The ruling in Emaar India v. Tarun Aggarwal holds tremendous significance and will likely have broad-ranging implications on the landscape of arbitration law in India. Some of the noteworthy implications are as follows:

  • Enhanced Clarity: By empowering High Courts to conduct preliminary inquiries into the 'excepted matters,' the judgment brings much-needed clarity to the process of appointing arbitrators. This enables the courts to discern which disputes are eligible for arbitration and which must be adjudicated through traditional court proceedings.
  • Efficiency in Arbitration Proceedings: The Court's decision provides a mechanism to avoid potential delays and disputes that may arise during arbitration proceedings when parties contest the arbitrability of specific issues. By resolving this matter at the preliminary stage, the overall efficiency of arbitration is likely to improve.
  • Protection of Party Autonomy: The judgment upholds the principle of party autonomy in arbitration. It recognizes that parties, through their agreement, can determine the scope of disputes they wish to submit to arbitration and those they want to exclude. This reinforces the significance of carefully drafted arbitration clauses and encourages parties to be explicit in outlining the scope of arbitrable matters.
  • Minimization of Judicial Interference: By empowering High Courts to decide on non-arbitrability issues at the outset, the judgment limits unnecessary judicial interference in arbitration proceedings. This is essential to maintain the confidentiality and autonomy of arbitration as a preferred method of dispute resolution.
  • Consistency in Approach: The ruling is expected to bring about consistency in the approach of High Courts across the country when dealing with preliminary inquiries in appointing arbitrators. This is likely to lead to more predictable outcomes and greater confidence in the Indian arbitration regime.
  • Encouragement to Arbitration: The judgment's emphasis on resolving arbitrability issues through a preliminary inquiry is likely to instill greater confidence in arbitration as a viable dispute resolution mechanism. Parties may feel reassured that their disputes will be heard by competent arbitrators, thereby promoting the use of arbitration in commercial contracts.

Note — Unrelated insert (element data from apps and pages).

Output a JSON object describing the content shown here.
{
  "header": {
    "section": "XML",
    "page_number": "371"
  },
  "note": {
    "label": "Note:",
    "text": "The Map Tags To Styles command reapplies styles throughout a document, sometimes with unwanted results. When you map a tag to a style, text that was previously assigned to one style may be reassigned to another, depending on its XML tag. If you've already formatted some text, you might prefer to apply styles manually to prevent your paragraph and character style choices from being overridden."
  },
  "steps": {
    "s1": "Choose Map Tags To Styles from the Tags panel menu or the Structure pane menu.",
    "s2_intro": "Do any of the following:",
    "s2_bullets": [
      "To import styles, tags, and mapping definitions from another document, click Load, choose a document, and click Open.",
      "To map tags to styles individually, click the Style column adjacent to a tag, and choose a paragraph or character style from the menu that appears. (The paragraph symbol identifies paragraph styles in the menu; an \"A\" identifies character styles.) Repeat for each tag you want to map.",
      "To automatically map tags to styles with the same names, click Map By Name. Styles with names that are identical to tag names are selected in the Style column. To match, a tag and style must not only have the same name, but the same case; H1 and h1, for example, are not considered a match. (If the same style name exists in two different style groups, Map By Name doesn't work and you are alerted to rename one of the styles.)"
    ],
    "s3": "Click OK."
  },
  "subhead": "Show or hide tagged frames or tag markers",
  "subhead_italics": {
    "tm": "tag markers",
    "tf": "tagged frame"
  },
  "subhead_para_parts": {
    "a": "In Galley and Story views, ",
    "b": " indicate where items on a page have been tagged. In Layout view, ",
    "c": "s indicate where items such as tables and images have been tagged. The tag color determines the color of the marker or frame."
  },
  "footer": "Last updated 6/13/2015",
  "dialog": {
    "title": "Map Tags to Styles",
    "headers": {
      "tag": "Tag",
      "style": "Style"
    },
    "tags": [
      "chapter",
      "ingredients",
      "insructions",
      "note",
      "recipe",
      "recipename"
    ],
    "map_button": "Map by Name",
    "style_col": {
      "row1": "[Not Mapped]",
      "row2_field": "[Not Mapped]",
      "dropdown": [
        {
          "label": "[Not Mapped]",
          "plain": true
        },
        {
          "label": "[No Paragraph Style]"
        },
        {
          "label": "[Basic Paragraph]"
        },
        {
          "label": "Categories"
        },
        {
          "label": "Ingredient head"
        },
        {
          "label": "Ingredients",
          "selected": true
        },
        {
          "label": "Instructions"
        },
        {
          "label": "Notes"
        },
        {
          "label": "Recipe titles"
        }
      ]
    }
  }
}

The Supreme Court's ruling in Emaar India v. Tarun Aggarwal marks a defining moment in Indian arbitration law. By allowing High Courts to undertake a preliminary inquiry to determine whether the dispute falls within the 'excepted matters' specified in the arbitration agreement, the court strikes a delicate balance between party autonomy and judicial intervention.

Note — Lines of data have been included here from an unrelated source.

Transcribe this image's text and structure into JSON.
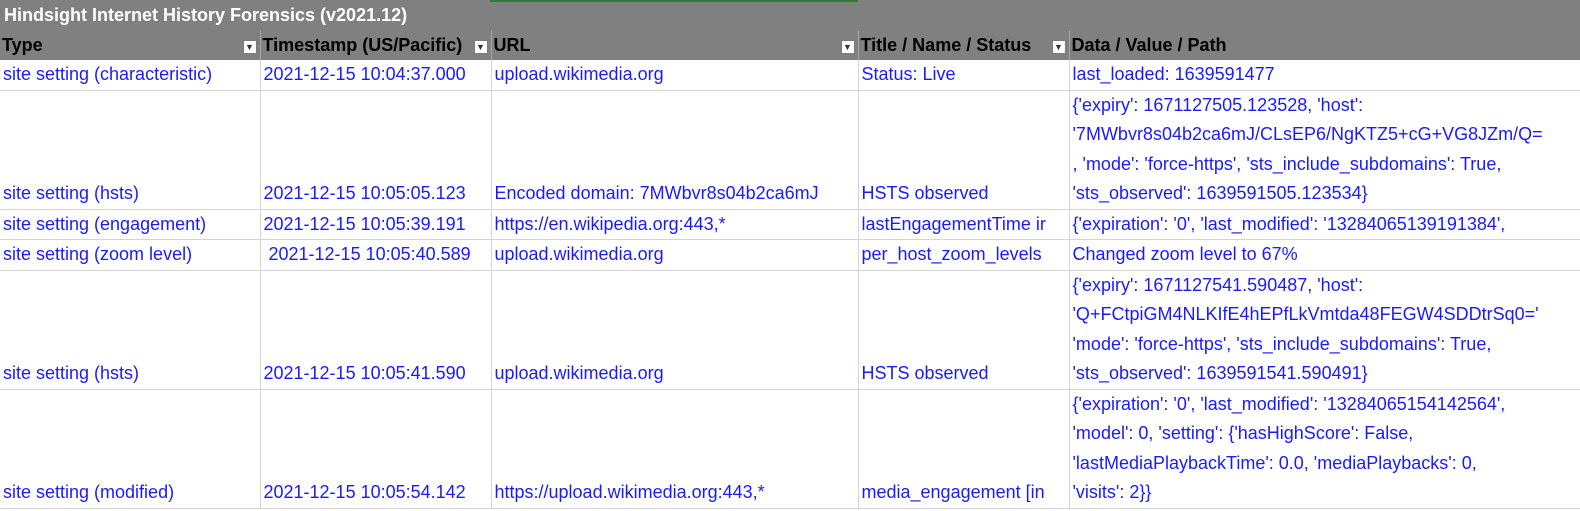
{
  "sheet": {
    "title": "Hindsight Internet History Forensics (v2021.12)"
  },
  "columns": [
    {
      "label": "Type",
      "filter_icon": "filter-active-icon"
    },
    {
      "label": "Timestamp (US/Pacific)",
      "filter_icon": "dropdown-icon"
    },
    {
      "label": "URL",
      "filter_icon": "dropdown-icon"
    },
    {
      "label": "Title / Name / Status",
      "filter_icon": "dropdown-icon"
    },
    {
      "label": "Data / Value / Path",
      "filter_icon": ""
    }
  ],
  "rows": [
    {
      "type": "site setting (characteristic)",
      "timestamp": "2021-12-15 10:04:37.000",
      "url": "upload.wikimedia.org",
      "title": "Status: Live",
      "data": "last_loaded: 1639591477"
    },
    {
      "type": "site setting (hsts)",
      "timestamp": "2021-12-15 10:05:05.123",
      "url": "Encoded domain: 7MWbvr8s04b2ca6mJ",
      "title": "HSTS observed",
      "data": "{'expiry': 1671127505.123528, 'host':\n'7MWbvr8s04b2ca6mJ/CLsEP6/NgKTZ5+cG+VG8JZm/Q=\n, 'mode': 'force-https', 'sts_include_subdomains': True,\n'sts_observed': 1639591505.123534}"
    },
    {
      "type": "site setting (engagement)",
      "timestamp": "2021-12-15 10:05:39.191",
      "url": "https://en.wikipedia.org:443,*",
      "title": "lastEngagementTime ir",
      "data": "{'expiration': '0', 'last_modified': '13284065139191384',"
    },
    {
      "type": "site setting (zoom level)",
      "timestamp": " 2021-12-15 10:05:40.589",
      "url": "upload.wikimedia.org",
      "title": "per_host_zoom_levels",
      "data": "Changed zoom level to 67%"
    },
    {
      "type": "site setting (hsts)",
      "timestamp": "2021-12-15 10:05:41.590",
      "url": "upload.wikimedia.org",
      "title": "HSTS observed",
      "data": "{'expiry': 1671127541.590487, 'host':\n'Q+FCtpiGM4NLKIfE4hEPfLkVmtda48FEGW4SDDtrSq0='\n'mode': 'force-https', 'sts_include_subdomains': True,\n'sts_observed': 1639591541.590491}"
    },
    {
      "type": "site setting (modified)",
      "timestamp": "2021-12-15 10:05:54.142",
      "url": "https://upload.wikimedia.org:443,*",
      "title": "media_engagement [in",
      "data": "{'expiration': '0', 'last_modified': '13284065154142564',\n'model': 0, 'setting': {'hasHighScore': False,\n'lastMediaPlaybackTime': 0.0, 'mediaPlaybacks': 0,\n'visits': 2}}"
    }
  ],
  "colors": {
    "header_bg": "#808080",
    "link_text": "#1a1aff",
    "title_text": "#ffffff"
  }
}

The decision's emphasis on conducting a preliminary inquiry despite the insertion of sub-section 11(6A) reflects the court's commitment to ensuring that parties' intentions, as manifested in the arbitration agreement, are respected and upheld. This approach is expected to streamline the appointment of arbitrators and foster efficiency in arbitration proceedings.

The ruling's implications extend far beyond the parties directly involved in the case. It is poised to have a transformative effect on arbitration proceedings across the country. With increased clarity, efficiency, and protection of party autonomy, the Indian arbitration regime is set to become more robust and attractive to commercial entities seeking a reliable alternative to traditional court litigation.


Emaar India v. Tarun Aggarwal